Stacy Bright brings to light an excellent article “Handgun Grips: What Works, What Doesn’t” where she highlights several does and don’ts of hand gun grips. Here are the six primary styles she reviews, plus what the NRA recommends:
1. Good Semi-Automatic Grip – Stacking your thumbs provides the best overall two-handed grip while keeping your thumbs out of the way. Make sure your support-hand thumb doesn’t interfere with any of the handgun’s controls.
2. Teacup Grip – With a teacup grip, the support hand doesn’t do much at all to absorb recoil.
3. Thumbs Crossed -Crossing the support hand thumb behind the strong hand thumb can get it in the way of the slide on a semi-automatic handgun.
4. Index Finger in Front of Trigger Guard – Some people think putting the support-hand index finger on the front of the trigger guard helps mitigate recoil, but it really weakens the grip overall.

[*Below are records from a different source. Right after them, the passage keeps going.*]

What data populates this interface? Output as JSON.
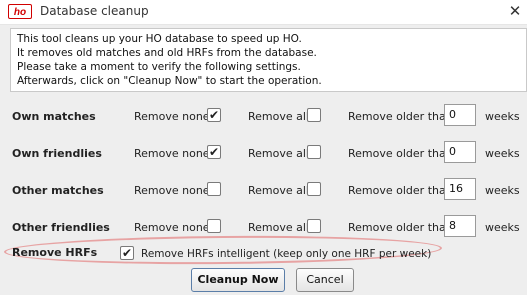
{
  "window": {
    "title": "Database cleanup",
    "app_icon_text": "ho"
  },
  "intro": {
    "lines": [
      "This tool cleans up your HO database to speed up HO.",
      "It removes old matches and old HRFs from the database.",
      "Please take a moment to verify the following settings.",
      "Afterwards, click on \"Cleanup Now\" to start the operation."
    ]
  },
  "options": {
    "remove_none_label": "Remove none",
    "remove_all_label": "Remove all",
    "remove_older_label": "Remove older than",
    "weeks_label": "weeks"
  },
  "rows": [
    {
      "label": "Own matches",
      "remove_none": true,
      "remove_all": false,
      "weeks": "0"
    },
    {
      "label": "Own friendlies",
      "remove_none": true,
      "remove_all": false,
      "weeks": "0"
    },
    {
      "label": "Other matches",
      "remove_none": false,
      "remove_all": false,
      "weeks": "16"
    },
    {
      "label": "Other friendlies",
      "remove_none": false,
      "remove_all": false,
      "weeks": "8"
    }
  ],
  "hrf": {
    "label": "Remove HRFs",
    "checked": true,
    "option_text": "Remove HRFs intelligent (keep only one HRF per week)"
  },
  "buttons": {
    "cleanup": "Cleanup Now",
    "cancel": "Cancel"
  },
  "colors": {
    "highlight": "#e7a3a3",
    "brand": "#d10000"
  }
}
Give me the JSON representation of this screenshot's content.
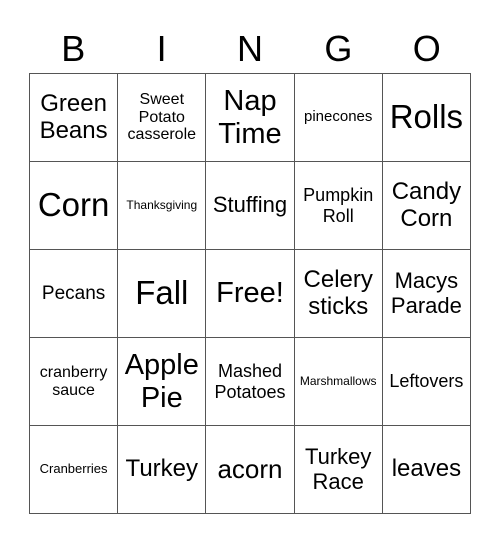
{
  "header": {
    "letters": [
      "B",
      "I",
      "N",
      "G",
      "O"
    ]
  },
  "cells": [
    [
      "Green Beans",
      "Sweet Potato casserole",
      "Nap Time",
      "pinecones",
      "Rolls"
    ],
    [
      "Corn",
      "Thanksgiving",
      "Stuffing",
      "Pumpkin Roll",
      "Candy Corn"
    ],
    [
      "Pecans",
      "Fall",
      "Free!",
      "Celery sticks",
      "Macys Parade"
    ],
    [
      "cranberry sauce",
      "Apple Pie",
      "Mashed Potatoes",
      "Marshmallows",
      "Leftovers"
    ],
    [
      "Cranberries",
      "Turkey",
      "acorn",
      "Turkey Race",
      "leaves"
    ]
  ]
}
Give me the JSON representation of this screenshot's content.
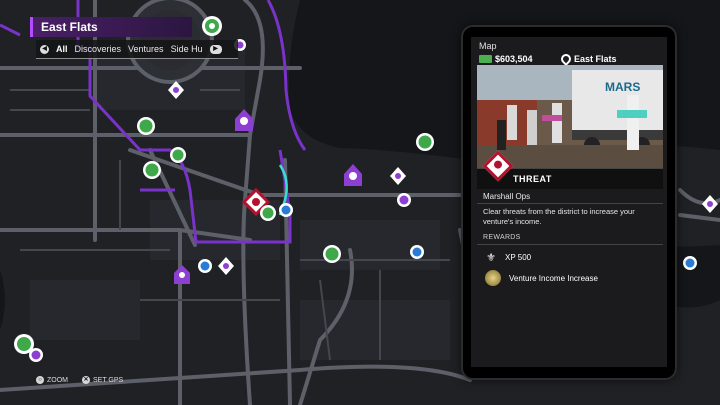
{
  "header": {
    "district": "East Flats",
    "tabs": [
      "All",
      "Discoveries",
      "Ventures",
      "Side Hu"
    ]
  },
  "controls": {
    "zoom_label": "ZOOM",
    "set_gps_label": "SET GPS"
  },
  "phone": {
    "app_title": "Map",
    "money": "$603,504",
    "location": "East Flats",
    "activity_type": "THREAT",
    "mission_name": "Marshall Ops",
    "description": "Clear threats from the district to increase your venture's income.",
    "rewards_header": "REWARDS",
    "rewards": [
      {
        "label": "XP 500"
      },
      {
        "label": "Venture Income Increase"
      }
    ],
    "photo_sign": "MARS"
  },
  "colors": {
    "district_border": "#7a33c9",
    "accent_purple": "#b34dff",
    "threat_red": "#b3122e",
    "gps_cyan": "#35e0d0",
    "cash_green": "#4caf50"
  },
  "icons": [
    "map-marker-icon",
    "threat-icon",
    "cash-icon",
    "pin-icon",
    "fleur-de-lis-icon",
    "venture-icon",
    "weapon-icon",
    "collectible-icon"
  ]
}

5. Gripping the Wrist – Disregard what you’ve seen in the movies, this is not an advisable shooting grip.
6. Revolver Grip – When gripping a revolver, keep your support thumb out of the way.

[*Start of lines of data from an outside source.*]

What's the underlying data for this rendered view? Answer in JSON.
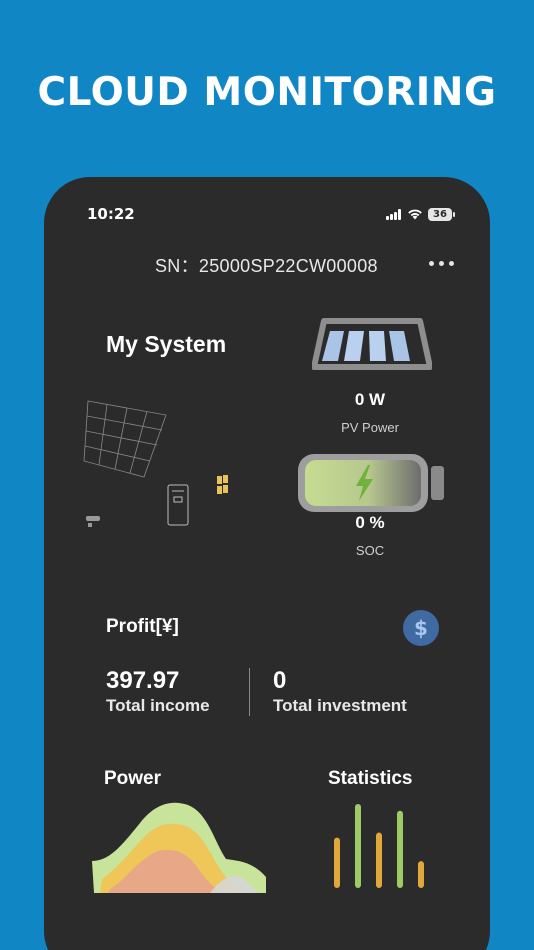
{
  "hero": {
    "title": "CLOUD MONITORING"
  },
  "status_bar": {
    "time": "10:22",
    "battery": "36"
  },
  "device": {
    "sn_text": "SN：25000SP22CW00008"
  },
  "system": {
    "title": "My System"
  },
  "pv": {
    "value": "0 W",
    "label": "PV Power"
  },
  "soc": {
    "value": "0 %",
    "label": "SOC"
  },
  "profit": {
    "title": "Profit[¥]",
    "total_income_value": "397.97",
    "total_income_label": "Total income",
    "total_investment_value": "0",
    "total_investment_label": "Total investment"
  },
  "cards": {
    "power_title": "Power",
    "statistics_title": "Statistics"
  },
  "icons": {
    "signal": "signal-icon",
    "wifi": "wifi-icon",
    "battery": "battery-icon",
    "more": "more-dots-icon",
    "pv": "solar-panel-icon",
    "soc": "battery-charging-icon",
    "dollar": "dollar-icon"
  },
  "colors": {
    "background": "#1186c4",
    "phone": "#2b2b2b",
    "dollar_button": "#3f6aa2",
    "bar_orange": "#e0a83a",
    "bar_green": "#9ccc65"
  },
  "stats_bars": [
    {
      "value": 0.6,
      "color": "#e0a83a"
    },
    {
      "value": 1.0,
      "color": "#9ccc65"
    },
    {
      "value": 0.66,
      "color": "#e0a83a"
    },
    {
      "value": 0.92,
      "color": "#9ccc65"
    },
    {
      "value": 0.32,
      "color": "#e0a83a"
    }
  ]
}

The NRA has standardized on the Good Semi-Automatic pistol grips, which has proven to accomplish the following three things:
1. Correctly places the trigger finger on the trigger to support perfect sight alignment when the pistol goes off;
2. Achieves natural alignment of the sights to the eye (grip alignment);
3. Reduces the sliding of pistol in the hand when shooting a heavy-recoiling pistol.
Self-taught and beginner shooters can easily their improve accuracy and speed by applying the techniques described here, odd as some may feel to hands that are ingrained to old habits or eyes that have seen too many bad examples from Hollywood. Experiment safely, including dry firing, before trying any new technique at accelerated speed.